          3. Aww thanks Dagmar :) I appreciate the love. And for the record I love David’s posts and his writing, this may not be my favorite of his, but he is an incredibly intelligent and interesting writer. :)

  7. I def agree with twilight being overrated but the rest of these movie’s are mostly very good and I haven’t heard of any groupies or crazy wannabe’s of the other movies. Sometimes you hear of a crazy person who wants to drink blood or something stupid like that (never related to a single vampire movie mostly just a crazed fan) but there was never such a hipe as Twilight and maybe Dracula. I saw Underworld because my father was into scifi and fantasy and he once rented it but I don’t know many people who know the movie same with Nosferatu which I saw at school (I studied Film and Television) and I really love these movies.

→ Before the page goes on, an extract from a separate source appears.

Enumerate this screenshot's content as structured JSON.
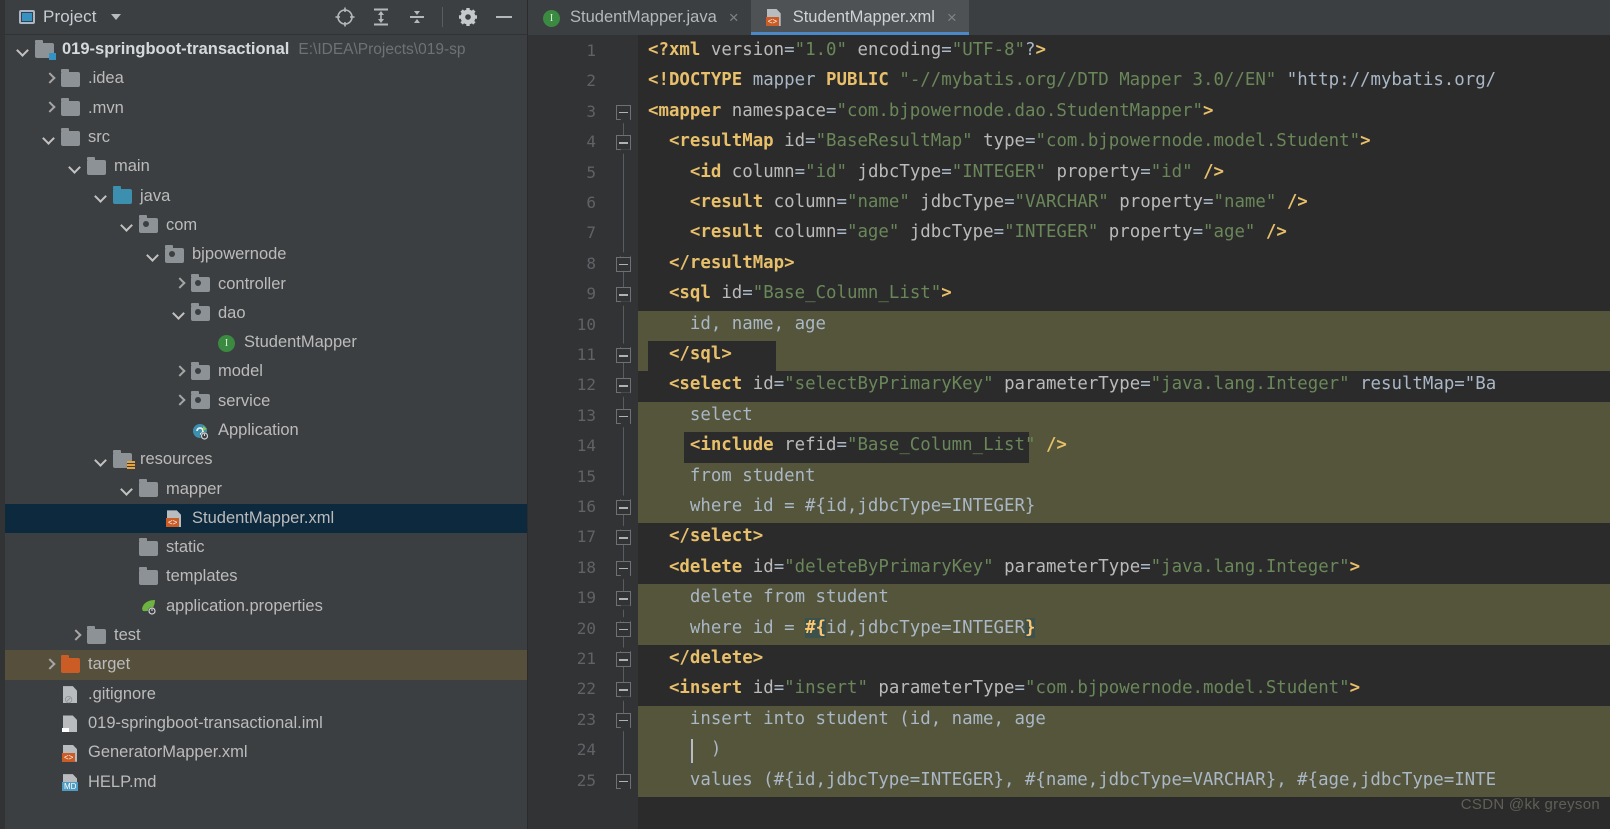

  8. Pingback: Robert Wronski
  9. Pingback: Renée Gschaid
  10. I could never get over the grimy look of the vamps in “Underworld.” It made them look/ feel dirty, not sexy. Though I’m sure sales of hair mousse went through the roof after that one. Also couldn’t stomach the “jazz hands” scene at the baseball game in the first “Twilight.” Kinda threw me out of a story I could just barely stomach in the first place. I hear the series gets better though.

  11. Fat, dateless woman? Eh, I don´t WANT date – I´m asexual, sparky – and especially not from potty-mouthed brat like annimi.
    From dusk till dawn. Sadism-is-cooler-than-thou trash from sleazy Quentin “Emperor´s new clothes” Tarantino.
    Blade. Cooler-than-thou trash.
    John Carpenter´s vampires. 5,9 from IMDB is too much to this garbage.
    I think Nosferatu is indeed slightly overrated – agreed about terrible leading man – but it is in totally different league that those abominations…

    1. Good thing, because I don’t pack a box lunch. But if I did, I wouldn’t go for someone with the film taste of the average Borat fan.

  12. While you can easily make the case for some of the movies on that list (such as Twilinght and Van Helsing), I disagree with calling Nosferatu overrated. I found that movie to be the standard by which to judge bad-ass vampire movies that followed. The entire sequence aboard the Exeter, especially when he rises from his coffin while remaining rigid, is the only scene in any vampire movie that still chills me to this day.

  13. Pingback: Scott M. Baker
  14. Pingback: Angela Stapleford
  15. Okay. i can be called a Twi-hater. frankly, the idea of a vampire watching someone while shes sleeping is really kinda stalker-ish. traditional vampires are meant to be seen as beings who only see humans as sustenance, not objects to be loved. Sure if it starts with getting a fix, i can deal, but if the vampire goes to HIGH SCHOOL and meets a girl and decides overnight that he loves her then that’s ridiculous. Vampires from the ever-popular PC game Vampire the Masquerade: Bloodlines have it going. They realize that humans are only food. they aren’t made to be one sort of being. They have different personalities, abilities, and appearances, not pale, moody, and sparkly. Yes, vampires in bloodlines are pale, but do you see any sparkles or even moodiness for that matter? Furthermore, vampires weren’t made to love. They can love in the way that a human loves a big mac, but not in the have-a-child-in-a-second-then-get-turned way. In days when development wasn’t what it is today and forests surrounded most European towns, vampires were a superstitious reason as to animal attacks on people. Vampire stories originated in Europe from wolf attacks and the like on towns. Some movies and books have stayed true to this original story where vampires haunted the forests and nearby towns at night, but not many, unfortunately. Sorry for this long and, most likely, boring, analysis, but I needed to get this point through. @Annimi Sod off, you troll

Leave a Reply

This site uses Akismet to reduce spam. Learn how your comment data is processed.

%d bloggers like this: